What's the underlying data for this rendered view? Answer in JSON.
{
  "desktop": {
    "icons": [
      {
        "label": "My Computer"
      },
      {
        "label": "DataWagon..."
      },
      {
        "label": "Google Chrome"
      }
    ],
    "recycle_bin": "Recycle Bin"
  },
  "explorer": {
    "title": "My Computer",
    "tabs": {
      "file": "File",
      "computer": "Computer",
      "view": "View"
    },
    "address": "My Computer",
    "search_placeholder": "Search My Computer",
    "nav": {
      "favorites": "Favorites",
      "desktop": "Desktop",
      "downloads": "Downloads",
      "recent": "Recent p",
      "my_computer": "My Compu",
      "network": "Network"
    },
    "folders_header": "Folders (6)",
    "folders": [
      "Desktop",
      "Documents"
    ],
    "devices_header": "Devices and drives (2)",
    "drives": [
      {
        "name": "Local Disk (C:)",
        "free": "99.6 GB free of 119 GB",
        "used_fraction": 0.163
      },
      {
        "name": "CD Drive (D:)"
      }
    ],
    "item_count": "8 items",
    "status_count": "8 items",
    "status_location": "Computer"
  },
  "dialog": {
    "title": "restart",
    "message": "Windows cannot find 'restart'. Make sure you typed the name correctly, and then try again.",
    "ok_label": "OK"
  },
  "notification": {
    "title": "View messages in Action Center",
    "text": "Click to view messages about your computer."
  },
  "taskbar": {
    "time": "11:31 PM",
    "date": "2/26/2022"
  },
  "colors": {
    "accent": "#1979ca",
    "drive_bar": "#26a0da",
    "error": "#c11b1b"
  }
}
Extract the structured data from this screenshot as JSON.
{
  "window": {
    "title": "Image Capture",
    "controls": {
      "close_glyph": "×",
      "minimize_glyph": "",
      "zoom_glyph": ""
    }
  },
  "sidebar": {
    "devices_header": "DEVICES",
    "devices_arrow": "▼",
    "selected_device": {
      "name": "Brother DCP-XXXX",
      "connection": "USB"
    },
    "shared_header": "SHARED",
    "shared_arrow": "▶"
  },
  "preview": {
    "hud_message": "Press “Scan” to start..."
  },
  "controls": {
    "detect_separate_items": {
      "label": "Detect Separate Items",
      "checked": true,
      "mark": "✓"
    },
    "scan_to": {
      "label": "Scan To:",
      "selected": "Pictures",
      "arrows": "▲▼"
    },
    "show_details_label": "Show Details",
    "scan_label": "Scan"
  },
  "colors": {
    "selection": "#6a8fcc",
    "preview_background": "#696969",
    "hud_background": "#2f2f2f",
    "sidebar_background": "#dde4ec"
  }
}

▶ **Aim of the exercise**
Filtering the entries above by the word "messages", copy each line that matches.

▶ **Response**
    "title": "View messages in Action Center",
    "text": "Click to view messages about your computer."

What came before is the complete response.